- Percy-Smith J, Burden T, Darlow A, Dowson L, Hawtin M, Ladi S: Promoting change through research: the impact of research in local government. 2002, York: Joseph Rowntree FoundationGoogle Scholar
- Booth SH, Booth A, Falzon LJ: The need for information and research skills training to support evidence-based social care: a literature review and survey. Learning in Health and Social Care. 2003, 2 (4): 191-201. 10.1046/j.1473-6861.2003.00054.x.View ArticleGoogle Scholar
- Nutley SM, Walter I, Davies HTO: Using evidence: How research can inform public services. 2007, London: The Policy PressGoogle Scholar
- Funk SG, Tornquist EM, Champage MT: Barriers and facilitators of research utilization : an integrative review. Nursing Clinics of North America. 1995, 30 (3): 395-407.PubMedGoogle Scholar
- Rickinson M: Practitioners' use of research. NERF Working Paper 7.5, London: National Education Research Forum. 2005, NERF, accessed November 2007, [http://www.nerf-uk.org]Google Scholar
- Granados A, Jonsson E, Banta DH, Bero LA, Bonair A, Cochet C, Freemantle N, Grilli R, Grimshaw J, Harvey E, Levi R, Marshall D, Oxman A, Pasart L, Raisanen V, Rius E, Espinas JA: EUR-ASSESS project group subgroup report on dissemination and impact. International Journal of Technology Assessment in Health Care. 1997, 13 (2): 220-86.View ArticlePubMedGoogle Scholar
- Lave J, Wenger E: Situated Learning: Legitimate Peripheral Participation. 1991, Cambridge University PressView ArticleGoogle Scholar
- Schoenwald SK, Hoagwood K: Effectiveness, transportability, and dissemination of interventions: What matters when?. Psychiatric Services. 2001, 52 (9): 1190-1197. 10.1176/appi.ps.52.9.1190.View ArticlePubMedGoogle Scholar

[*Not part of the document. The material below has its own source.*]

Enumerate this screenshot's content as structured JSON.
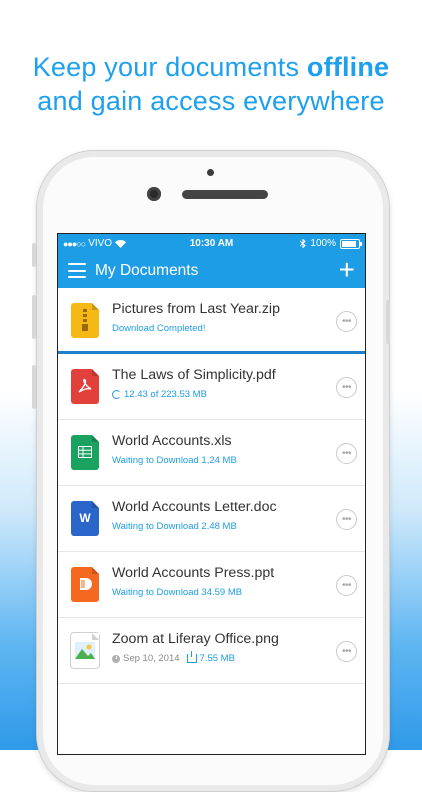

This article is published under license to BioMed Central Ltd. This is an Open Access article distributed under the terms of the Creative Commons Attribution License (http://creativecommons.org/licenses/by/2.0), which permits unrestricted use, distribution, and reproduction in any medium, provided the original work is properly cited.